This study by Li et al provides intriguing mechanistic as well as therapeutic insights to CAV. Mechanistically, whether intragraft IL-33 can directly modulate other immune cells that express its receptor ST2, including dendritic cells, CD8, CD4 T cells and Treg, or indirectly through its reprogramming of macrophages, or both, will be important to dissect. This understanding will permit development of IL-33 therapeutics aiming to minimize off-target effects. A pragmatic advantage of macrophage-only targeting is that this phagocytic cell type is more capable of phagocytosing certain drug delivery vehicles, such as nanobiologics. Therefore, macrophages are more susceptible to drug effects. Another clinically relevant question is the potential efficacy of “delayed” IL-33 therapy in the prevention of CAV development. If proven efficacious, this therapeutic modality can be used in already transplanted patients as a CAV prophylactic treatment. This approach would require an understanding of the timing of the metabolic switch from an inflammatory to reparative macrophage phenotype in the graft during the posttransplant course, permitting precise determination of the optimal timing for this therapeutic modality to be effective.

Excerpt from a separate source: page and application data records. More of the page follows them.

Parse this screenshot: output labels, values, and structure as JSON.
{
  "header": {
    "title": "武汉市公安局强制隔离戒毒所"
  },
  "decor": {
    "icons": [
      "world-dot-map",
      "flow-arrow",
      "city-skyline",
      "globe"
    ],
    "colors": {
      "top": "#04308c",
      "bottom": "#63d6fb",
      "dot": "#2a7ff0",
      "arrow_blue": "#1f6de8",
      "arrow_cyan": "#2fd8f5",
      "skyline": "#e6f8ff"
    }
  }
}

In summary, the current study identifies IL-33 as a mechanistic link between tissue injury, macrophage reprogramming, and the development of CAV. It provides a novel therapeutic target for prophylaxis and treatment of CAV.
1. Faustino LD, Griffith JW, Rahimi RA, et al. Interleukin-33 activates regulatory T cells to suppress innate γδ T cell responses in the lung. Nat Immunol. 2020;21:1371–1383.
2. Verleden SE, Ruttens D, Vandermeulen E, et al. Elevated bronchoalveolar lavage eosinophilia correlates with poor outcome after lung transplantation. Transplantation. 2014;97:83–89.
1. Loupy A, Coutance G, Bonnet G, et al. Identification and characterization of trajectories of cardiac allograft vasculopathy after heart transplantation: a population-based study. Circulation. 2020;141:1954–1967.
2. Li T, Zhang Z, Bartolacci JG, et al. Graft IL-33 regulates infiltrating macrophages to protect against chronic rejection. J Clin Invest. 2020;130:5397–5412.